## WHAT TO WORK ON
Set the pictures aside and return each record below precisely as written.

## RECORD EXCERPTS
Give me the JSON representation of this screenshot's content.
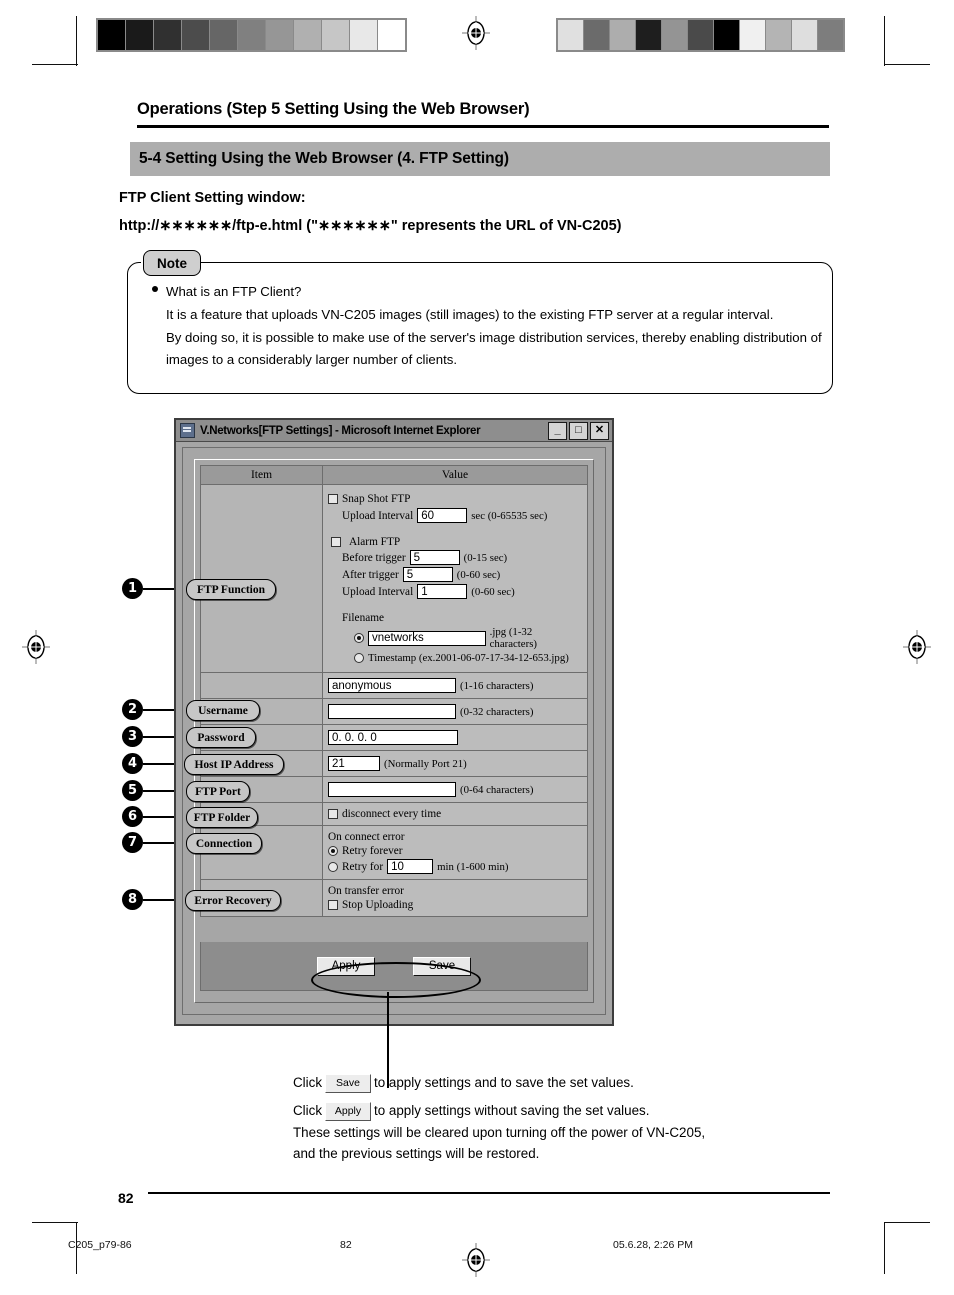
{
  "page": {
    "header_title": "Operations (Step 5 Setting Using the Web Browser)",
    "section_title": "5-4 Setting Using the Web Browser (4. FTP Setting)",
    "sub_line_1": "FTP Client Setting window:",
    "sub_line_2": "http://∗∗∗∗∗∗/ftp-e.html (\"∗∗∗∗∗∗\" represents the URL of VN-C205)",
    "page_number": "82",
    "accent_gray": "#adadad"
  },
  "note": {
    "tab_label": "Note",
    "heading": "What is an FTP Client?",
    "paragraph_1": "It is a feature that uploads VN-C205 images (still images) to the existing FTP server at a regular interval.",
    "paragraph_2": "By doing so, it is possible to make use of the server's image distribution services, thereby enabling distribution of images to a considerably larger number of clients."
  },
  "callouts": [
    {
      "number": "1",
      "label": "FTP Function"
    },
    {
      "number": "2",
      "label": "Username"
    },
    {
      "number": "3",
      "label": "Password"
    },
    {
      "number": "4",
      "label": "Host IP Address"
    },
    {
      "number": "5",
      "label": "FTP Port"
    },
    {
      "number": "6",
      "label": "FTP Folder"
    },
    {
      "number": "7",
      "label": "Connection"
    },
    {
      "number": "8",
      "label": "Error Recovery"
    }
  ],
  "browser": {
    "title": "V.Networks[FTP Settings] - Microsoft Internet Explorer",
    "minimize_label": "_",
    "maximize_label": "□",
    "close_label": "✕",
    "columns": {
      "item": "Item",
      "value": "Value"
    },
    "ftp_function": {
      "snapshot_checkbox_label": "Snap Shot FTP",
      "snapshot_interval_label": "Upload Interval",
      "snapshot_interval_value": "60",
      "snapshot_interval_hint": "sec (0-65535 sec)",
      "alarm_checkbox_label": "Alarm FTP",
      "before_trigger_label": "Before trigger",
      "before_trigger_value": "5",
      "before_trigger_hint": "(0-15 sec)",
      "after_trigger_label": "After   trigger",
      "after_trigger_value": "5",
      "after_trigger_hint": "(0-60 sec)",
      "alarm_interval_label": "Upload Interval",
      "alarm_interval_value": "1",
      "alarm_interval_hint": "(0-60 sec)",
      "filename_label": "Filename",
      "filename_value": "vnetworks",
      "filename_hint": ".jpg (1-32 characters)",
      "timestamp_label": "Timestamp (ex.2001-06-07-17-34-12-653.jpg)"
    },
    "username": {
      "value": "anonymous",
      "hint": "(1-16 characters)"
    },
    "password": {
      "value": "",
      "hint": "(0-32 characters)"
    },
    "host_ip": {
      "value": "0. 0. 0. 0"
    },
    "ftp_port": {
      "value": "21",
      "hint": "(Normally Port 21)"
    },
    "ftp_folder": {
      "value": "",
      "hint": "(0-64 characters)"
    },
    "connection": {
      "checkbox_label": "disconnect every time"
    },
    "error_recovery": {
      "connect_error_label": "On connect error",
      "retry_forever_label": "Retry forever",
      "retry_for_label": "Retry for",
      "retry_for_value": "10",
      "retry_for_hint": "min (1-600 min)",
      "transfer_error_label": "On transfer error",
      "stop_uploading_label": "Stop Uploading"
    },
    "buttons": {
      "apply": "Apply",
      "save": "Save"
    }
  },
  "caption": {
    "line1_pre": "Click",
    "line1_btn": "Save",
    "line1_post": "to apply settings and to save the set values.",
    "line2_pre": "Click",
    "line2_btn": "Apply",
    "line2_post": "to apply settings without saving the set values.",
    "line3": "These settings will be cleared upon turning off the power of VN-C205,",
    "line4": "and the previous settings will be restored."
  },
  "footer": {
    "file": "C205_p79-86",
    "page": "82",
    "date": "05.6.28, 2:26 PM"
  },
  "calibration": {
    "left_bar": [
      "#000000",
      "#1a1a1a",
      "#303030",
      "#4c4c4c",
      "#666666",
      "#808080",
      "#969696",
      "#b0b0b0",
      "#c6c6c6",
      "#e8e8e8",
      "#ffffff"
    ],
    "right_bar": [
      "#e0e0e0",
      "#6b6b6b",
      "#adadad",
      "#1e1e1e",
      "#949494",
      "#4a4a4a",
      "#000000",
      "#f0f0f0",
      "#b4b4b4",
      "#dedede",
      "#7d7d7d"
    ]
  }
}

## EXERCISE SOLUTION
Give me the JSON representation of this screenshot's content.
{
  "page": {
    "header_title": "Operations (Step 5 Setting Using the Web Browser)",
    "section_title": "5-4 Setting Using the Web Browser (4. FTP Setting)",
    "sub_line_1": "FTP Client Setting window:",
    "sub_line_2": "http://∗∗∗∗∗∗/ftp-e.html (\"∗∗∗∗∗∗\" represents the URL of VN-C205)",
    "page_number": "82",
    "accent_gray": "#adadad"
  },
  "note": {
    "tab_label": "Note",
    "heading": "What is an FTP Client?",
    "paragraph_1": "It is a feature that uploads VN-C205 images (still images) to the existing FTP server at a regular interval.",
    "paragraph_2": "By doing so, it is possible to make use of the server's image distribution services, thereby enabling distribution of images to a considerably larger number of clients."
  },
  "callouts": [
    {
      "number": "1",
      "label": "FTP Function"
    },
    {
      "number": "2",
      "label": "Username"
    },
    {
      "number": "3",
      "label": "Password"
    },
    {
      "number": "4",
      "label": "Host IP Address"
    },
    {
      "number": "5",
      "label": "FTP Port"
    },
    {
      "number": "6",
      "label": "FTP Folder"
    },
    {
      "number": "7",
      "label": "Connection"
    },
    {
      "number": "8",
      "label": "Error Recovery"
    }
  ],
  "browser": {
    "title": "V.Networks[FTP Settings] - Microsoft Internet Explorer",
    "minimize_label": "_",
    "maximize_label": "□",
    "close_label": "✕",
    "columns": {
      "item": "Item",
      "value": "Value"
    },
    "ftp_function": {
      "snapshot_checkbox_label": "Snap Shot FTP",
      "snapshot_interval_label": "Upload Interval",
      "snapshot_interval_value": "60",
      "snapshot_interval_hint": "sec (0-65535 sec)",
      "alarm_checkbox_label": "Alarm FTP",
      "before_trigger_label": "Before trigger",
      "before_trigger_value": "5",
      "before_trigger_hint": "(0-15 sec)",
      "after_trigger_label": "After   trigger",
      "after_trigger_value": "5",
      "after_trigger_hint": "(0-60 sec)",
      "alarm_interval_label": "Upload Interval",
      "alarm_interval_value": "1",
      "alarm_interval_hint": "(0-60 sec)",
      "filename_label": "Filename",
      "filename_value": "vnetworks",
      "filename_hint": ".jpg (1-32 characters)",
      "timestamp_label": "Timestamp (ex.2001-06-07-17-34-12-653.jpg)"
    },
    "username": {
      "value": "anonymous",
      "hint": "(1-16 characters)"
    },
    "password": {
      "value": "",
      "hint": "(0-32 characters)"
    },
    "host_ip": {
      "value": "0. 0. 0. 0"
    },
    "ftp_port": {
      "value": "21",
      "hint": "(Normally Port 21)"
    },
    "ftp_folder": {
      "value": "",
      "hint": "(0-64 characters)"
    },
    "connection": {
      "checkbox_label": "disconnect every time"
    },
    "error_recovery": {
      "connect_error_label": "On connect error",
      "retry_forever_label": "Retry forever",
      "retry_for_label": "Retry for",
      "retry_for_value": "10",
      "retry_for_hint": "min (1-600 min)",
      "transfer_error_label": "On transfer error",
      "stop_uploading_label": "Stop Uploading"
    },
    "buttons": {
      "apply": "Apply",
      "save": "Save"
    }
  },
  "caption": {
    "line1_pre": "Click",
    "line1_btn": "Save",
    "line1_post": "to apply settings and to save the set values.",
    "line2_pre": "Click",
    "line2_btn": "Apply",
    "line2_post": "to apply settings without saving the set values.",
    "line3": "These settings will be cleared upon turning off the power of VN-C205,",
    "line4": "and the previous settings will be restored."
  },
  "footer": {
    "file": "C205_p79-86",
    "page": "82",
    "date": "05.6.28, 2:26 PM"
  },
  "calibration": {
    "left_bar": [
      "#000000",
      "#1a1a1a",
      "#303030",
      "#4c4c4c",
      "#666666",
      "#808080",
      "#969696",
      "#b0b0b0",
      "#c6c6c6",
      "#e8e8e8",
      "#ffffff"
    ],
    "right_bar": [
      "#e0e0e0",
      "#6b6b6b",
      "#adadad",
      "#1e1e1e",
      "#949494",
      "#4a4a4a",
      "#000000",
      "#f0f0f0",
      "#b4b4b4",
      "#dedede",
      "#7d7d7d"
    ]
  }
}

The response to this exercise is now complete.